Miraculously Jim did not have to say anything to his wife. Jeanne approached him on the subject, and told him that she felt he should give himself to the work that was uppermost in his mind. She would be willing to make whatever sacrifices were necessary.

The house was sold a week after it went on the market (at a time when the market was unusually depressed). And a splendid small ranch style house became available within two blocks of the chapel.

When the matter was put before the entire assembly, the response was overwhelming favorable.

It was a new life for Jim—a new liberty, a new dynamic in his service, a new sense of achievement, and many tokens of the Lord’s blessing. The assembly began to move forward.
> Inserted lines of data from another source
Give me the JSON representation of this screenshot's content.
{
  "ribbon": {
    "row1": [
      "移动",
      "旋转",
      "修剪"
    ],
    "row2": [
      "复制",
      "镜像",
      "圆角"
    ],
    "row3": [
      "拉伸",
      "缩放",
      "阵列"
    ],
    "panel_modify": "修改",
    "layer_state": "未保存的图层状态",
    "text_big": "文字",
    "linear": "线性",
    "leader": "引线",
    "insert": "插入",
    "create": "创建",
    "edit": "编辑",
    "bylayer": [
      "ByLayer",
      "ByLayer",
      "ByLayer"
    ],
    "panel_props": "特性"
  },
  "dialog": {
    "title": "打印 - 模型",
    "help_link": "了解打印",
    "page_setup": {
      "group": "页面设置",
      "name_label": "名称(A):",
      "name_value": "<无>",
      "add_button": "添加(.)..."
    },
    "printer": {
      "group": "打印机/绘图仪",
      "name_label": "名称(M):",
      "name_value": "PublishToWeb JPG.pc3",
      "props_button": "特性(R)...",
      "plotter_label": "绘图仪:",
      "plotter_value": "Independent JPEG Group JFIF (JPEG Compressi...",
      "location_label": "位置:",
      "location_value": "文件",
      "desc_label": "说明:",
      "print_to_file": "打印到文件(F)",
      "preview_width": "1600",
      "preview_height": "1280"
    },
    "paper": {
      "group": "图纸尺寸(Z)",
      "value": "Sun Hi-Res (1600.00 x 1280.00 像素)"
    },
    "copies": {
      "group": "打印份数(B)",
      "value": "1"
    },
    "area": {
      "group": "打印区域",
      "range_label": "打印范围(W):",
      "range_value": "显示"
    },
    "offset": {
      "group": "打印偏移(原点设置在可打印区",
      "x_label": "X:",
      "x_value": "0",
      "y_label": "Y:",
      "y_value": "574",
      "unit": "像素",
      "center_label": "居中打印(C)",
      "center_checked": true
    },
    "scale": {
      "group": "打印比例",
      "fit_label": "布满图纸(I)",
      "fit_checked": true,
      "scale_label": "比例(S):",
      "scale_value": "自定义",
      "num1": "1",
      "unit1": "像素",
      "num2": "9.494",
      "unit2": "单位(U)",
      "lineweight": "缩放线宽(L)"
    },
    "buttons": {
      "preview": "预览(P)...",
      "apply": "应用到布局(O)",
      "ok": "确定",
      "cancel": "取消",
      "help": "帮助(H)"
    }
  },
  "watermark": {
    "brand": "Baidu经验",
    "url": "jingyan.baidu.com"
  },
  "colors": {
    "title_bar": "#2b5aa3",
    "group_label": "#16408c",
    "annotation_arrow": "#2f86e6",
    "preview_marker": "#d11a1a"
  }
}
Of course it doesn’t always work that way. Dale was an ideal shepherd and he longed to be freed from secular employment in order to care better for the local believers. But every time the subject came up Donna was adamantly opposed. She wanted him to get his pension and retire to a dream home in Sun City. She couldn’t stand the thought of being “on the dole.” Dale decided to broach the subject to her once more. That was in October. Her answer was still the same. Seven months later Donna was widowed—without a pension. It was as if the Lord were having the last word with her.

The time is late. We should be more motivated by the love of Christ than by the lure of a pension. We should realize that the work of an elder means far more to God than the mere clocking of time towards retirement. We should consider the local assembly to be more important than any corporation on the Big Board. We should remember that the care of God’s sheep counts more with Him than retirement in Sun City.

Retirement is scarcely a worthy goal toward which to strive. And a pension should never be allowed to lure us away from what will really be important one hundred years from today.